### [WHAT THE TASK REQUIRES]
All of the listing is to be written out word for word, with the pictures left out.

### [THE DATA]
►

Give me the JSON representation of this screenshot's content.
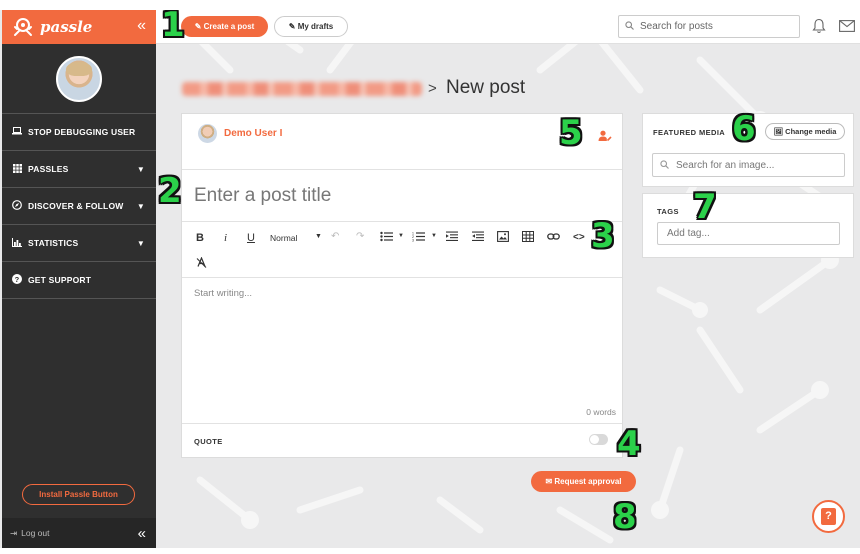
{
  "brand": {
    "name": "passle",
    "accent": "#f26a3f",
    "sidebar_bg": "#2f2f2f",
    "callout_color": "#2bd14a"
  },
  "sidebar": {
    "collapse_icon": "double-chevron-left-icon",
    "items": [
      {
        "label": "STOP DEBUGGING USER",
        "icon": "laptop-icon"
      },
      {
        "label": "PASSLES",
        "icon": "grid-icon",
        "has_dropdown": true
      },
      {
        "label": "DISCOVER & FOLLOW",
        "icon": "compass-icon",
        "has_dropdown": true
      },
      {
        "label": "STATISTICS",
        "icon": "bar-chart-icon",
        "has_dropdown": true
      },
      {
        "label": "GET SUPPORT",
        "icon": "question-circle-icon"
      }
    ],
    "install_button": "Install Passle Button",
    "logout": "Log out"
  },
  "topbar": {
    "create_post": "Create a post",
    "my_drafts": "My drafts",
    "search_placeholder": "Search for posts"
  },
  "breadcrumb": {
    "separator": ">",
    "current": "New post"
  },
  "editor": {
    "author_name": "Demo User I",
    "title_placeholder": "Enter a post title",
    "toolbar": {
      "bold": "B",
      "italic": "i",
      "underline": "U",
      "format_select": "Normal",
      "code": "<>"
    },
    "body_placeholder": "Start writing...",
    "word_count": "0 words",
    "quote_label": "QUOTE",
    "quote_enabled": false
  },
  "request_approval": "Request approval",
  "featured_media": {
    "title": "FEATURED MEDIA",
    "change_button": "Change media",
    "search_placeholder": "Search for an image..."
  },
  "tags": {
    "title": "TAGS",
    "placeholder": "Add tag..."
  },
  "callouts": [
    "1",
    "2",
    "3",
    "4",
    "5",
    "6",
    "7",
    "8"
  ],
  "help_button": "?"
}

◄

### [RESULT]
Give me the JSON representation of this screenshot's content.
{
  "brand": {
    "name": "passle",
    "accent": "#f26a3f",
    "sidebar_bg": "#2f2f2f",
    "callout_color": "#2bd14a"
  },
  "sidebar": {
    "collapse_icon": "double-chevron-left-icon",
    "items": [
      {
        "label": "STOP DEBUGGING USER",
        "icon": "laptop-icon"
      },
      {
        "label": "PASSLES",
        "icon": "grid-icon",
        "has_dropdown": true
      },
      {
        "label": "DISCOVER & FOLLOW",
        "icon": "compass-icon",
        "has_dropdown": true
      },
      {
        "label": "STATISTICS",
        "icon": "bar-chart-icon",
        "has_dropdown": true
      },
      {
        "label": "GET SUPPORT",
        "icon": "question-circle-icon"
      }
    ],
    "install_button": "Install Passle Button",
    "logout": "Log out"
  },
  "topbar": {
    "create_post": "Create a post",
    "my_drafts": "My drafts",
    "search_placeholder": "Search for posts"
  },
  "breadcrumb": {
    "separator": ">",
    "current": "New post"
  },
  "editor": {
    "author_name": "Demo User I",
    "title_placeholder": "Enter a post title",
    "toolbar": {
      "bold": "B",
      "italic": "i",
      "underline": "U",
      "format_select": "Normal",
      "code": "<>"
    },
    "body_placeholder": "Start writing...",
    "word_count": "0 words",
    "quote_label": "QUOTE",
    "quote_enabled": false
  },
  "request_approval": "Request approval",
  "featured_media": {
    "title": "FEATURED MEDIA",
    "change_button": "Change media",
    "search_placeholder": "Search for an image..."
  },
  "tags": {
    "title": "TAGS",
    "placeholder": "Add tag..."
  },
  "callouts": [
    "1",
    "2",
    "3",
    "4",
    "5",
    "6",
    "7",
    "8"
  ],
  "help_button": "?"
}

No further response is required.